This essay will address the narcissism of techno-nihilism into which life is being thrown. Written by a political theorist and artist, it looks specifically at the way technology is colonizing the political and artistic imagination. The essay is written over three acts, which traverse the logics of space and time. Act 1 is written by Brad Evans and situated in the year 2038. Based in Zacatecas, Mexico, he imagines a world where the university is now fully digitalized and governed by the world’s tech-giants, whose reach also includes control over all the leading cultural centers. It offers a futurist critique of the role technology is having on the life of an academic and how he imagines it impacted on the broader cultural and political terrains into which life has become fully immersed. Act 2, written by Chantal Meza from the present moment, deals with the impending catastrophe technology promises for art and creative styles for living. Central here is the colonization of art and the poetic sensibility by the desiring machine, notably the arrival of the smart gallery and the artificial intelligence artist who has become key in the battle in denying the exceptionalism of art, leading to the evisceration of what it means to be human. The final act appears in a non-located space and time, which drawing the above analysis together and through mediating on the prevailing myths of the so-called technological revolution—including their flawed literal and theoretical assumptions, asks whether we can even imagine breaking free from this dystopian novella?
|Journal||Review of Education, Pedagogy, and Cultural Studies|

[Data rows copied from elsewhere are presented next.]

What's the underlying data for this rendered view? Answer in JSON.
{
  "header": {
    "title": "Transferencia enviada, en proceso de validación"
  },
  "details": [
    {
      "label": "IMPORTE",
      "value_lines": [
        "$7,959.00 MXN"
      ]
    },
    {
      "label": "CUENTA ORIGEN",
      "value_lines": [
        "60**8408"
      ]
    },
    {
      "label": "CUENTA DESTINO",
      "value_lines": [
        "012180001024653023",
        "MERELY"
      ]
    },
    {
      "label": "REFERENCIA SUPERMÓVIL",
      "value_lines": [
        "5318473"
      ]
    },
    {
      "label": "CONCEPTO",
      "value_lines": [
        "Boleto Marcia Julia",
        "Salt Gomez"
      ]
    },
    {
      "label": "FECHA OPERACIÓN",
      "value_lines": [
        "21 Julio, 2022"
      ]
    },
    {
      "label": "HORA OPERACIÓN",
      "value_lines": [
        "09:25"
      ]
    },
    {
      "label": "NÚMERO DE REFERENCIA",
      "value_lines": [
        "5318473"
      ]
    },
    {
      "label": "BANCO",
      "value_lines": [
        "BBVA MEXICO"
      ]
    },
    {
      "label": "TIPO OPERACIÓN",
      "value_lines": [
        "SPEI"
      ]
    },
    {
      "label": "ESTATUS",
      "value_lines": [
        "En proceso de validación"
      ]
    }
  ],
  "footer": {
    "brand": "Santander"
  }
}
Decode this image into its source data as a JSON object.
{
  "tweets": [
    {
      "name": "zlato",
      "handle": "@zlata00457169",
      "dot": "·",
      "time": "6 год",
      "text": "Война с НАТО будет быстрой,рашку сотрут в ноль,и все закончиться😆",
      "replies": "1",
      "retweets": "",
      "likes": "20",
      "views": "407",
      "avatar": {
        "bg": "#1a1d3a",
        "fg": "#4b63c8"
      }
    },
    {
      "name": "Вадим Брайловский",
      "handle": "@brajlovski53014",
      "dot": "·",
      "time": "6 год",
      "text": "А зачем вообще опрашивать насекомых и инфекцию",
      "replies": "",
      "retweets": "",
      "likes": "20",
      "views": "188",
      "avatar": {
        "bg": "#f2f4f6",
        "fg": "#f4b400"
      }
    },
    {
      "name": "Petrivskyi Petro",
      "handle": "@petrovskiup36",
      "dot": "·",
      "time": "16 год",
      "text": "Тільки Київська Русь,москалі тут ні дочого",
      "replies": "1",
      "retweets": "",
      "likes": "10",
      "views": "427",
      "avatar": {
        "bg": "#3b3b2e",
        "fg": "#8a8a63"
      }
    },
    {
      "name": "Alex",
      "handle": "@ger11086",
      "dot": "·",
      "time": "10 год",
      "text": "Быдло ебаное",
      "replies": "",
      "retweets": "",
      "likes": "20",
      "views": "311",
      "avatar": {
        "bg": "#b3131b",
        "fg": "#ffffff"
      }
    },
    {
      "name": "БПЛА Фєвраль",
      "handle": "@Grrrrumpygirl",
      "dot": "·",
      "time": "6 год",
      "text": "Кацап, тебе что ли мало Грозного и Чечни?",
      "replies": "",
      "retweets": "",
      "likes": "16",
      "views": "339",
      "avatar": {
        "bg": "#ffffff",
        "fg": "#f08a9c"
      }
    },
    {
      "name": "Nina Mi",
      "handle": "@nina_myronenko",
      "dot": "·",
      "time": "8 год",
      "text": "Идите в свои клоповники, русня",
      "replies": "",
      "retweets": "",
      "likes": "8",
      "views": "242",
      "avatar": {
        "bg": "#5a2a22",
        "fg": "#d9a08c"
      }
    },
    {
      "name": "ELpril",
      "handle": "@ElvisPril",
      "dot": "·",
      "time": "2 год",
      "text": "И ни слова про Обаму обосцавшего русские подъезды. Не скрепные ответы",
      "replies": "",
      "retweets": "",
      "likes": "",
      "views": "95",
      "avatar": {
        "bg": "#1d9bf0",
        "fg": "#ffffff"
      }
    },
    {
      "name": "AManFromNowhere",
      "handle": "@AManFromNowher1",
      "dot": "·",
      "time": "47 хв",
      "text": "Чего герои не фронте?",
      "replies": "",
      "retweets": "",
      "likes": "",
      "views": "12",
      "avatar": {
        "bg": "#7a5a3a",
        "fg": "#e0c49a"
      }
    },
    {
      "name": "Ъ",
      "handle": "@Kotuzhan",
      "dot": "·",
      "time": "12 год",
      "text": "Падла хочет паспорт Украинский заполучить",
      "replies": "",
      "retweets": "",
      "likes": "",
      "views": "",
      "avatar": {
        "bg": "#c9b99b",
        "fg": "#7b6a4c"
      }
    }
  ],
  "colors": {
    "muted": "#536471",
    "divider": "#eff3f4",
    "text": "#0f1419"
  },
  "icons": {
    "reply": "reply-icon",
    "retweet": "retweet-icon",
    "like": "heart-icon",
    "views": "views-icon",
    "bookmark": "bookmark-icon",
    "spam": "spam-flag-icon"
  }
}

|Early online date||3 Jun 2022|
|Publication status||E-pub ahead of print - 3 Jun 2022|
ASJC Scopus subject areas
- Cultural Studies